Monday, March 21, 2011

Orpheus Chamber Orchestra with Rudulf Buchbinder, piano. March 19, 2011.

Stern Auditorium at Carnegie Hall, Section Parquet Right (Row Y, Seat 14, $25).

Concerto for Small Orchestra, Op. 34 (1927) by Albert Roussel (1869-1937).
Piano Concerto No. 20 in D minor, K. 466 (1785) by Mozart (1756-1791).
Waves (1988) by Fred Lerdahl (b. 1943).
Symphony No. 39 in E-flat major, K. 543 (1788) by Mozart.

The concert began with the Orchestra’s executive director speaking of the recent Japanese tragedies (earthquake, tsunami, and nuclear plants) and vowing to do the best to get the orchestra to Japan in 2012 as planned (including Sendai). The orchestra then played as a tribute Faure’s Pavanne. The audience applauded afterwards which I thought was slightly inappropriate. On the other hand, there was some awkwardness that needed to be broken up, and applauding perhaps was one way of doing it.

The Program Notes says that Roussel was a contemporary of Debussy and Ravel, but not nearly as well-known. This concerto for small orchestra represents Roussel’s later work and his “mature sound.” For me it also explains why his work is not played that often, since it definitely failed to grab me in any way, except it is thankfully short at about 12 minutes. The three movements are described by the annotator as (i) “rambunctious” Allegro; (ii) “central” Andante; and (iii) “concluding” Presto (well, there is more to the description).

Neither of the two Mozart pieces is considered to be among most popular of the composer's oeuvre (hey, I got to use this word, even though I had to murder the sentence). The piano concerto was composed by Mozart when he was very popular. He finished the Piano Concerto the day before the performance. The Program Notes talks about a subscription series with 151 patrons – evidently you didn’t need a huge audience to make it as a performer/composer during those times. I do not know the nuances of piano performance to distinguish a good one from an exquisite one, so I can just say I found this quite enjoyable. The lines were crisp, the dynamics were fluid, and the interplay between soloist and orchestra was good. The movements are (i) Allegro; (ii) Romanze; and (iii) Rondo: Allegro assai. Someone’s cell phone rang just as the soloist was about to launch into a cadenza; I guess these incidents can’t be helped. If the biography is any guide, Buchbinder is an impressively-credentialed artist.

The symphony was written three years later as a group of three (39, 40, 41). Mozart had fallen on hard times by then. Music historians think he was trying to drum up some business with these compositions, and sadly may not have heard them before he died. I do not find the performance of this Symphony particularly noteworthy, though. The four movements are (i) Adagio - Allegro; (ii) Andante con moto; (iii) Menuetto: Allegretto; and (iv) Finale: Allegro.

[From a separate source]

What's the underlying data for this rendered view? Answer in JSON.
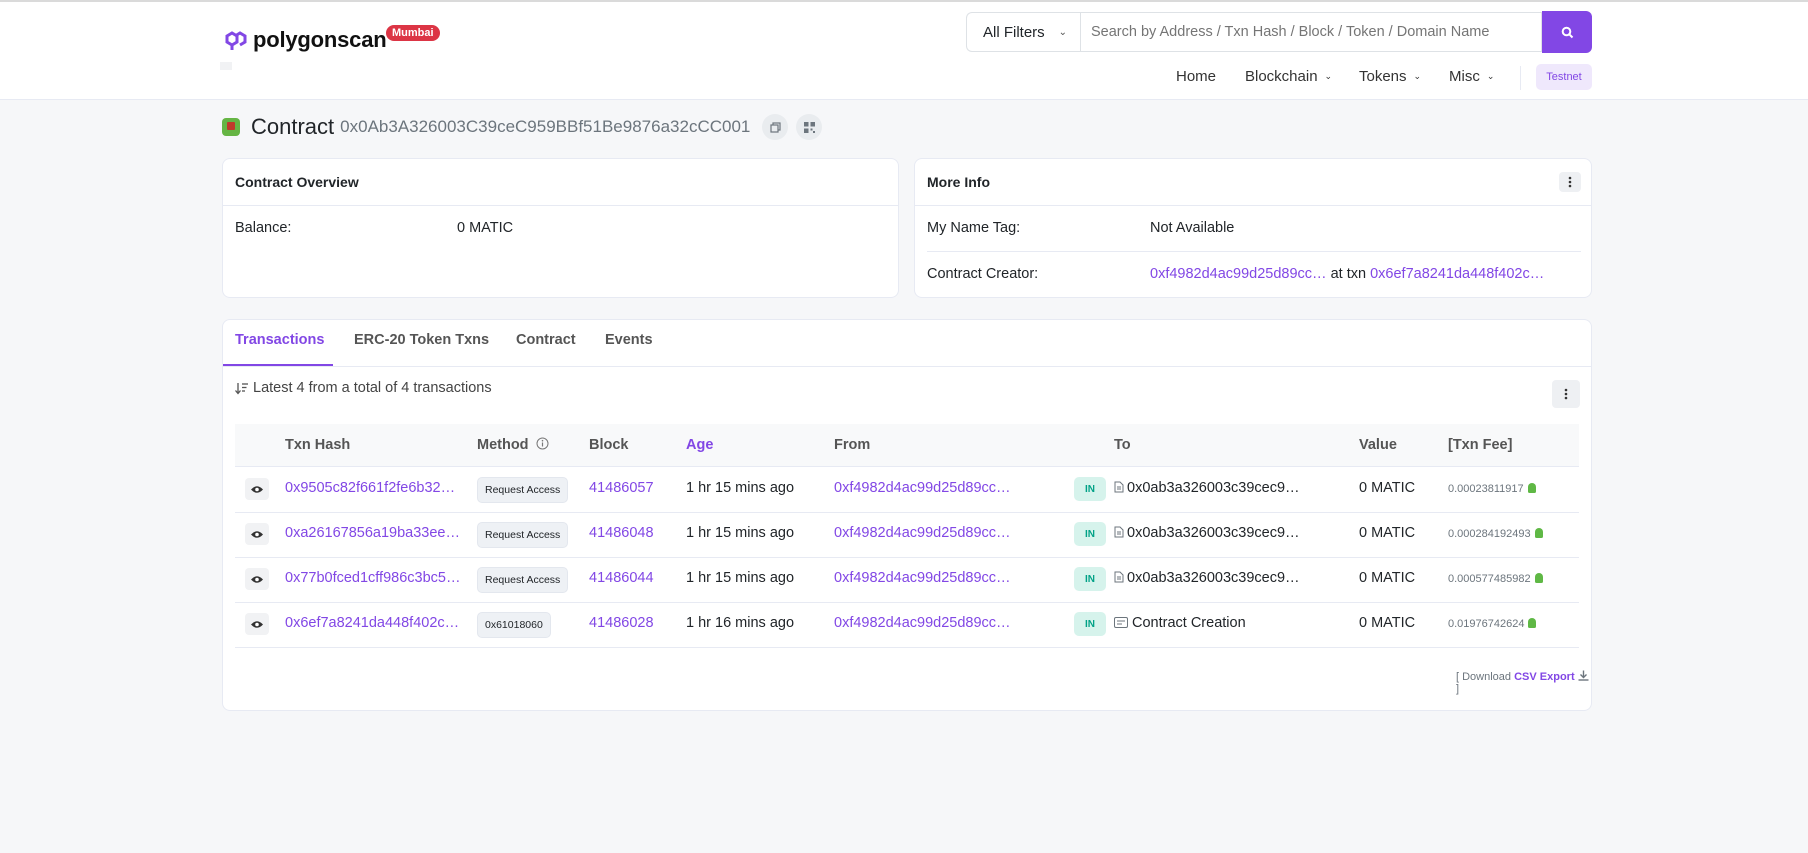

After the intermission, a WQXR DJ (forget her name) came on stage and had a short discussion with Lerdahl and violist Nardo Roy about the next piece “Waves.” It probably wasn’t rehearsed before hand; it certainly sounded that way. Two take-aways: waves refer to musical energy, and Roy finds the music to be complex at many levels.

This piece was written 20-plus years ago for three chamber orchestras, including the Orpheus. The orchestra first played it in 1989, a year after it was composed. And that was the last time it played the piece. Unless there are other connections, to say there is a history between the composer and the orchestra is stretching it a bit. What I am curious about is when the orchestra will play it next: another 20 or so years later?

As with the last Orpheus concert I went to, my impression of the orchestra is just so-so. It actually makes me wonder if Carnegie Hall is as acoustically perfect as it is said to be. Nonetheless, I renewed my subscription for the next season. At $25 a ticket it is not a tough decision to make.

No comments: